**How to complete this task:** Every record has to be written out exactly, with no line missing.

**Data in this exercise:**
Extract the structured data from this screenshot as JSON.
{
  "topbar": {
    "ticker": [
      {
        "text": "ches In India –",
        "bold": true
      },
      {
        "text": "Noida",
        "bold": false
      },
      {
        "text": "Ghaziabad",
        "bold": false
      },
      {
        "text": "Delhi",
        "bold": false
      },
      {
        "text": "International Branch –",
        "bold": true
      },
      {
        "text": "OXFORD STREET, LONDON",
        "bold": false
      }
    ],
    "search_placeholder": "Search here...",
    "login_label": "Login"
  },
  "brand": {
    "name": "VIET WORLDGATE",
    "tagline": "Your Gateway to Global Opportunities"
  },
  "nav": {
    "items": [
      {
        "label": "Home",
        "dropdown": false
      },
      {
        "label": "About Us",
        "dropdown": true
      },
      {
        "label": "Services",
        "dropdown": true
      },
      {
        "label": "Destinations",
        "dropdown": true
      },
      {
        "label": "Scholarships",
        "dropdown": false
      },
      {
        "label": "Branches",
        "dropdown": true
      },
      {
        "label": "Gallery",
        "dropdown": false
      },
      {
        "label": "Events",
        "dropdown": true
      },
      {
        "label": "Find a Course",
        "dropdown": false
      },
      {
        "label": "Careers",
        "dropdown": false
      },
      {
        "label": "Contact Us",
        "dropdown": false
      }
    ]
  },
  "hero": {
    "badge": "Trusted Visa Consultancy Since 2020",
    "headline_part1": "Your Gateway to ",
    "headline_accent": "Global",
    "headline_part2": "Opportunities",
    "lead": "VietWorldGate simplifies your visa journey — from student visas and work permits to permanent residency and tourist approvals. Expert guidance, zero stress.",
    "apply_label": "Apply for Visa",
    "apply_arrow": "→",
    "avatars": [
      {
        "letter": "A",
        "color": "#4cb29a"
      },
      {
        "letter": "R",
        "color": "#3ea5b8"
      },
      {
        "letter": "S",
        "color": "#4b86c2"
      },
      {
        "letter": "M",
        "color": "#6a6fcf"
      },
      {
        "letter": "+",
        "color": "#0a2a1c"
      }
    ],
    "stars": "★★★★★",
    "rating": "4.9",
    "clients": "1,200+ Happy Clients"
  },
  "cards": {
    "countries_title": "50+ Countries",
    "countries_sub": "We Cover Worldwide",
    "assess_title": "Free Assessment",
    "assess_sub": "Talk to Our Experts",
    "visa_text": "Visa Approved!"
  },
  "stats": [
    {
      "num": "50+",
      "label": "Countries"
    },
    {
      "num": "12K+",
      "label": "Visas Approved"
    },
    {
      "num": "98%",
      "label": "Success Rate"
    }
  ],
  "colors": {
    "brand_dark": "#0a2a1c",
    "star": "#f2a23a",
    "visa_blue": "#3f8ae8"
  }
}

**Answer space:**
Extract the structured data from this screenshot as JSON.
{
  "topbar": {
    "ticker": [
      {
        "text": "ches In India –",
        "bold": true
      },
      {
        "text": "Noida",
        "bold": false
      },
      {
        "text": "Ghaziabad",
        "bold": false
      },
      {
        "text": "Delhi",
        "bold": false
      },
      {
        "text": "International Branch –",
        "bold": true
      },
      {
        "text": "OXFORD STREET, LONDON",
        "bold": false
      }
    ],
    "search_placeholder": "Search here...",
    "login_label": "Login"
  },
  "brand": {
    "name": "VIET WORLDGATE",
    "tagline": "Your Gateway to Global Opportunities"
  },
  "nav": {
    "items": [
      {
        "label": "Home",
        "dropdown": false
      },
      {
        "label": "About Us",
        "dropdown": true
      },
      {
        "label": "Services",
        "dropdown": true
      },
      {
        "label": "Destinations",
        "dropdown": true
      },
      {
        "label": "Scholarships",
        "dropdown": false
      },
      {
        "label": "Branches",
        "dropdown": true
      },
      {
        "label": "Gallery",
        "dropdown": false
      },
      {
        "label": "Events",
        "dropdown": true
      },
      {
        "label": "Find a Course",
        "dropdown": false
      },
      {
        "label": "Careers",
        "dropdown": false
      },
      {
        "label": "Contact Us",
        "dropdown": false
      }
    ]
  },
  "hero": {
    "badge": "Trusted Visa Consultancy Since 2020",
    "headline_part1": "Your Gateway to ",
    "headline_accent": "Global",
    "headline_part2": "Opportunities",
    "lead": "VietWorldGate simplifies your visa journey — from student visas and work permits to permanent residency and tourist approvals. Expert guidance, zero stress.",
    "apply_label": "Apply for Visa",
    "apply_arrow": "→",
    "avatars": [
      {
        "letter": "A",
        "color": "#4cb29a"
      },
      {
        "letter": "R",
        "color": "#3ea5b8"
      },
      {
        "letter": "S",
        "color": "#4b86c2"
      },
      {
        "letter": "M",
        "color": "#6a6fcf"
      },
      {
        "letter": "+",
        "color": "#0a2a1c"
      }
    ],
    "stars": "★★★★★",
    "rating": "4.9",
    "clients": "1,200+ Happy Clients"
  },
  "cards": {
    "countries_title": "50+ Countries",
    "countries_sub": "We Cover Worldwide",
    "assess_title": "Free Assessment",
    "assess_sub": "Talk to Our Experts",
    "visa_text": "Visa Approved!"
  },
  "stats": [
    {
      "num": "50+",
      "label": "Countries"
    },
    {
      "num": "12K+",
      "label": "Visas Approved"
    },
    {
      "num": "98%",
      "label": "Success Rate"
    }
  ],
  "colors": {
    "brand_dark": "#0a2a1c",
    "star": "#f2a23a",
    "visa_blue": "#3f8ae8"
  }
}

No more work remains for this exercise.